The pitcher closest to the major leagues is righty Jamie Callahan, one of three prospects the Mets got for Reed from the Boston Red Sox. Callahan, the Red Sox’ second round pick in 2012, is now ranked as the 29th best prospect in the Mets’ farm system according to MLB.com. After struggling as a starter, Boston shifted Callahan to the bullpen where he has thrived. Callahan’s fastball now sits between 94-96 miles per hour, a significant uptick over the low 90’s fastball he used to showcase as a starter. The other main pitch in Callahan’s repertoire is a cutter which serves as an effective secondary pitch. Callahan has pitched well this season, going 5-2 with a 3.35 ERA across two levels, but the main issue that will need to be addressed is his control. Walks have been an issue for him in the past, as Callahan walked 71 batters in 155 innings over the previous two years, but he appears to have turned a corner this season, lowering his walk total to 13 in 43 innings pitched.
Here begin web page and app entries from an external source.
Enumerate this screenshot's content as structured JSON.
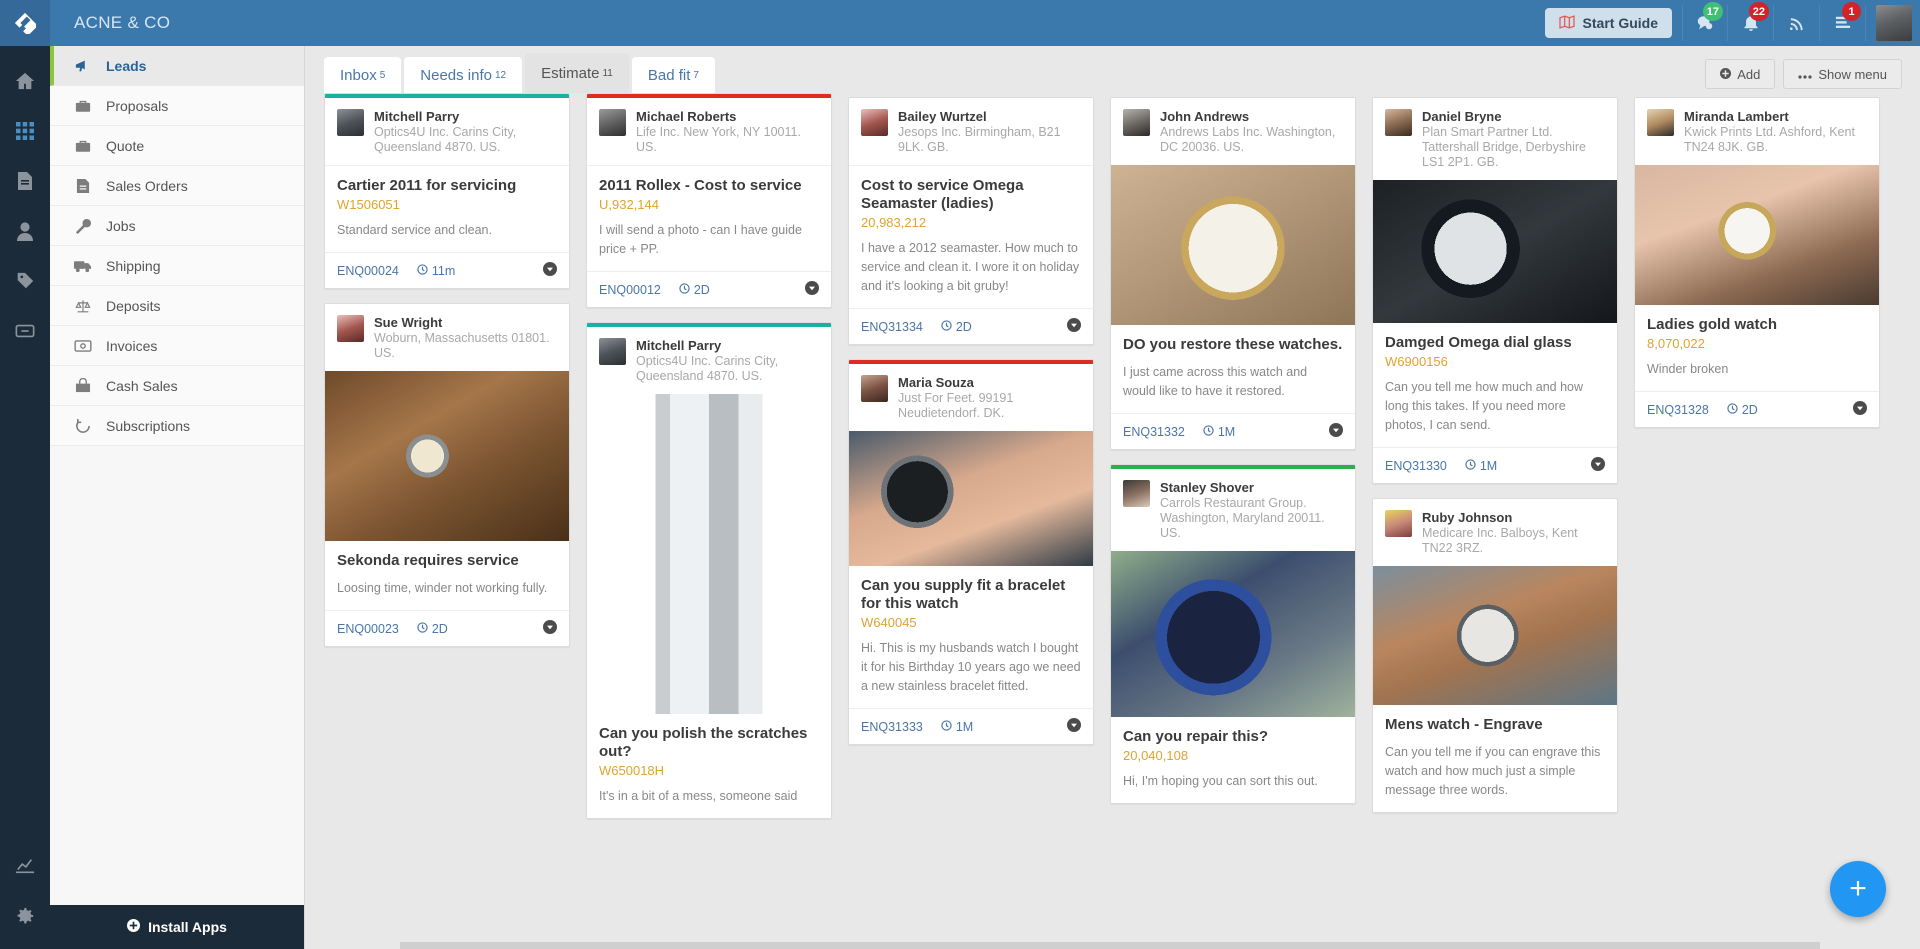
{
  "topbar": {
    "brand": "ACNE & CO",
    "start_guide_label": "Start Guide",
    "icons": [
      {
        "name": "chat-icon",
        "badge": "17",
        "badge_color": "#3fbf73"
      },
      {
        "name": "bell-icon",
        "badge": "22",
        "badge_color": "#d0242a"
      },
      {
        "name": "rss-icon",
        "badge": ""
      },
      {
        "name": "tasks-icon",
        "badge": "1",
        "badge_color": "#d0242a"
      }
    ]
  },
  "rail": {
    "items": [
      {
        "name": "home-icon"
      },
      {
        "name": "grid-icon"
      },
      {
        "name": "document-icon"
      },
      {
        "name": "user-icon"
      },
      {
        "name": "tag-icon"
      },
      {
        "name": "drawer-icon"
      }
    ],
    "settings": {
      "name": "gear-icon"
    },
    "reports": {
      "name": "chart-icon"
    }
  },
  "sidebar": {
    "items": [
      {
        "label": "Leads",
        "icon": "megaphone-icon",
        "active": true
      },
      {
        "label": "Proposals",
        "icon": "briefcase-icon",
        "active": false
      },
      {
        "label": "Quote",
        "icon": "briefcase-icon",
        "active": false
      },
      {
        "label": "Sales Orders",
        "icon": "file-icon",
        "active": false
      },
      {
        "label": "Jobs",
        "icon": "wrench-icon",
        "active": false
      },
      {
        "label": "Shipping",
        "icon": "truck-icon",
        "active": false
      },
      {
        "label": "Deposits",
        "icon": "scales-icon",
        "active": false
      },
      {
        "label": "Invoices",
        "icon": "money-icon",
        "active": false
      },
      {
        "label": "Cash Sales",
        "icon": "cash-icon",
        "active": false
      },
      {
        "label": "Subscriptions",
        "icon": "refresh-icon",
        "active": false
      }
    ],
    "install_apps_label": "Install Apps"
  },
  "tabs": [
    {
      "label": "Inbox",
      "count": "5",
      "active": false
    },
    {
      "label": "Needs info",
      "count": "12",
      "active": false
    },
    {
      "label": "Estimate",
      "count": "11",
      "active": true
    },
    {
      "label": "Bad fit",
      "count": "7",
      "active": false
    }
  ],
  "actions": {
    "add_label": "Add",
    "show_menu_label": "Show menu"
  },
  "fab_label": "+",
  "columns": [
    {
      "cards": [
        {
          "stripe": "#17b2a4",
          "avatar": "av1",
          "name": "Mitchell Parry",
          "org": "Optics4U Inc. Carins City, Queensland 4870. US.",
          "photo": null,
          "title": "Cartier 2011 for servicing",
          "ref": "W1506051",
          "desc": "Standard service and clean.",
          "enq": "ENQ00024",
          "time": "11m"
        },
        {
          "stripe": null,
          "avatar": "av3",
          "name": "Sue Wright",
          "org": "Woburn, Massachusetts 01801. US.",
          "photo": "ph-watch-brown",
          "title": "Sekonda requires service",
          "ref": null,
          "desc": "Loosing time, winder not working fully.",
          "enq": "ENQ00023",
          "time": "2D"
        }
      ]
    },
    {
      "cards": [
        {
          "stripe": "#e02b20",
          "avatar": "av2",
          "name": "Michael Roberts",
          "org": "Life Inc. New York, NY 10011. US.",
          "photo": null,
          "title": "2011 Rollex - Cost to service",
          "ref": "U,932,144",
          "desc": "I will send a photo - can I have guide price + PP.",
          "enq": "ENQ00012",
          "time": "2D"
        },
        {
          "stripe": "#17b2a4",
          "avatar": "av1",
          "name": "Mitchell Parry",
          "org": "Optics4U Inc. Carins City, Queensland 4870. US.",
          "photo": "ph-bracelet",
          "photo_tall": true,
          "title": "Can you polish the scratches out?",
          "ref": "W650018H",
          "desc": "It's in a bit of a mess, someone said",
          "enq": null,
          "time": null
        }
      ]
    },
    {
      "cards": [
        {
          "stripe": null,
          "avatar": "av3",
          "name": "Bailey Wurtzel",
          "org": "Jesops Inc. Birmingham, B21 9LK. GB.",
          "photo": null,
          "title": "Cost to service Omega Seamaster (ladies)",
          "ref": "20,983,212",
          "desc": "I have a 2012 seamaster. How much to service and clean it. I wore it on holiday and it's looking a bit gruby!",
          "enq": "ENQ31334",
          "time": "2D"
        },
        {
          "stripe": "#e02b20",
          "avatar": "av8",
          "name": "Maria Souza",
          "org": "Just For Feet. 99191 Neudietendorf. DK.",
          "photo": "ph-seamaster-hand",
          "title": "Can you supply fit a bracelet for this watch",
          "ref": "W640045",
          "desc": "Hi. This is my husbands watch I bought it for his Birthday 10 years ago we need a new stainless bracelet fitted.",
          "enq": "ENQ31333",
          "time": "1M"
        }
      ]
    },
    {
      "cards": [
        {
          "stripe": null,
          "avatar": "av4",
          "name": "John Andrews",
          "org": "Andrews Labs Inc. Washington, DC 20036. US.",
          "photo": "ph-rolex-gold",
          "photo_tall": true,
          "title": "DO you restore these watches.",
          "ref": null,
          "desc": "I just came across this watch and would like to have it restored.",
          "enq": "ENQ31332",
          "time": "1M"
        },
        {
          "stripe": "#29b24a",
          "avatar": "av7",
          "name": "Stanley Shover",
          "org": "Carrols Restaurant Group. Washington, Maryland 20011. US.",
          "photo": "ph-blue-diver",
          "photo_tall": true,
          "title": "Can you repair this?",
          "ref": "20,040,108",
          "desc": "Hi, I'm hoping you can sort this out.",
          "enq": null,
          "time": null
        }
      ]
    },
    {
      "cards": [
        {
          "stripe": null,
          "avatar": "av5",
          "name": "Daniel Bryne",
          "org": "Plan Smart Partner Ltd. Tattershall Bridge, Derbyshire LS1 2P1. GB.",
          "photo": "ph-smashed",
          "title": "Damged Omega dial glass",
          "ref": "W6900156",
          "desc": "Can you tell me how much and how long this takes. If you need more photos, I can send.",
          "enq": "ENQ31330",
          "time": "1M"
        },
        {
          "stripe": null,
          "avatar": "av9",
          "name": "Ruby Johnson",
          "org": "Medicare Inc. Balboys, Kent TN22 3RZ.",
          "photo": "ph-cartier-blue",
          "title": "Mens watch - Engrave",
          "ref": null,
          "desc": "Can you tell me if you can engrave this watch and how much just a simple message three words.",
          "enq": null,
          "time": null
        }
      ]
    },
    {
      "cards": [
        {
          "stripe": null,
          "avatar": "av10",
          "name": "Miranda Lambert",
          "org": "Kwick Prints Ltd. Ashford, Kent TN24 8JK. GB.",
          "photo": "ph-gold-hand",
          "title": "Ladies gold watch",
          "ref": "8,070,022",
          "desc": "Winder broken",
          "enq": "ENQ31328",
          "time": "2D"
        }
      ]
    }
  ]
}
If all goes well, Callahan could make his big league debut this September when rosters expand.
Another prospect who could be a factor for the Mets next season is righty Drew Smith, the lone prospect the team got back from the Tampa Bay Rays for Duda. Smith is rated as the Mets’ 30th best prospect, and he thrives on a high octane fastball and a potentially above average curveball. The ceiling is high for Smith, who could become a set up man in the future, but for now the Mets have assigned him to AA Binghamton. Smith will likely be in the mix to compete for a bullpen job in spring training next season.
The other two relievers the Mets got from the Red Sox are further away from the majors. Both Stephen Nogosek and Gerson Bautista have been assigned to High-A Port St. Lucie, meaning both are at least two years away from the majors. Of the two, Nogosek has the higher ceiling, ranking 23rd on the Mets’ prospect list. Nogosek features four pitches in his arsenal, a rarity for a reliever, and he has shown the ability to miss bats. The Red Sox quickly escalated their sixth round pick from a year ago through the system, and he could do the same for the Mets. Bautista is another hard thrower, but he appears to be more of a project, not even rating among the Mets’ top 30 prospects. Like the other pitchers the Mets acquired, Bautista throws hard but has severe control issues. Bautista has walked 28 batters in 47.1 innings pitched, an unacceptable rate, that the Mets will have to hope corrects itself if he can develop control.
The one thing that is clear is that the Mets are looking to invest in young power arms as a cheap way to develop bullpen pieces. The bullpen has been a big issue for the Mets this year, and General Manager Sandy Alderson hates throwing a ton of money at relievers since they are more volatile than other players. Developing young flamethrowers out of the pen is a strategy that has paid dividends for multiple contenders, including the Kansas City Royals and Baltimore Orioles. If one or two of these arms develop into capable bullpen pieces for the Mets, Alderson will have scored a big win in this sell off.